Korean papermaking has a history almost as long as papermaking itself. Korean paper, known as hanji, is made from the inner bark of the mulberry tree, renowned for its long and strong fibers. This makes hanji ideal for an array of applications, from uses in the home and studio to experiments in robotics, cuisine, and audio technology. Aimee Lee, the leading American scholar on Korean papermaking and author of award-winning Hanji Unfurled, will share her journey through the history, practice, and use of hanji. These stories will be accompanied by images and videos of her research that depict the current state of Korean papermaking and related arts, further illuminated by samples of hanji and artwork made of this lustrous and durable paper.

Aimee Lee is an artist who works in paper, book, and installation arts. She holds a BA in Visual Arts from Oberlin College and an MFA in Interdisciplinary Book and Paper Arts from Columbia College Chicago. She researched Korean paper arts as a Fulbright fellow and built the first Korean papermaking studio in North America in 2010 at the Morgan Conservatory in Cleveland. In 2012, The Legacy Press published her book, Hanji Unfurled: One Journey into Korean Papermaking, honored by the Eric Hoffer Book Award in 2013. She travels widely to lecture, teach, exhibit, and serve as a resident artist. Visit for more information.

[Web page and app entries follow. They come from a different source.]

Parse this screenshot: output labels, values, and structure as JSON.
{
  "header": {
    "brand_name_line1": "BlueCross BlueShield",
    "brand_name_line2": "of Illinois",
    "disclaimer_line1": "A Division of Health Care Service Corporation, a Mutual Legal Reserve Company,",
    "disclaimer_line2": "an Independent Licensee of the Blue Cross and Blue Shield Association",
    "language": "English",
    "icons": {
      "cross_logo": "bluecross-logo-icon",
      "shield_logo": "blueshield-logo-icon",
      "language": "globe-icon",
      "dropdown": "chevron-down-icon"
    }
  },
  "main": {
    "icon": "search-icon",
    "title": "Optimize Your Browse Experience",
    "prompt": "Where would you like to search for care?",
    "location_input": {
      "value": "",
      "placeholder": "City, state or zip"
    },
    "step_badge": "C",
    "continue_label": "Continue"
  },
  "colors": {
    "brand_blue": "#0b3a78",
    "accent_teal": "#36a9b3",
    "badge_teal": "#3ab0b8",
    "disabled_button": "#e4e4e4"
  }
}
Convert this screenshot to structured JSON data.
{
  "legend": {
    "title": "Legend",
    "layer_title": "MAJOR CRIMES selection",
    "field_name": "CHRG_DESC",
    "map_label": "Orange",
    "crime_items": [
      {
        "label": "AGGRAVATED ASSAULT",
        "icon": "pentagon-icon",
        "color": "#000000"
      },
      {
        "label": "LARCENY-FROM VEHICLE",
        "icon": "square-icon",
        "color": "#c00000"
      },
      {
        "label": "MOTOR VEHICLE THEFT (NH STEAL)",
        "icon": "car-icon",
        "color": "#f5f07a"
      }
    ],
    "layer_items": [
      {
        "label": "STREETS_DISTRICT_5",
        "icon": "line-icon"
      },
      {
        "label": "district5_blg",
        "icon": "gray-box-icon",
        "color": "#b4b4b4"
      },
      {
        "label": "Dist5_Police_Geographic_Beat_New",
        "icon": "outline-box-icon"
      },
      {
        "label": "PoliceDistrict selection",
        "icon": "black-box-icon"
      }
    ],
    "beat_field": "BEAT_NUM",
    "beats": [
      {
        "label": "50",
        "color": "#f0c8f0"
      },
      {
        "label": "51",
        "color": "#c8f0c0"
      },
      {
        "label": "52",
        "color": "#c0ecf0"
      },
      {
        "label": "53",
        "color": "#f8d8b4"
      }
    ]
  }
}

Venue & Address: 
Central Hall, Room 230 100 McCaul St. Toronto, Ontario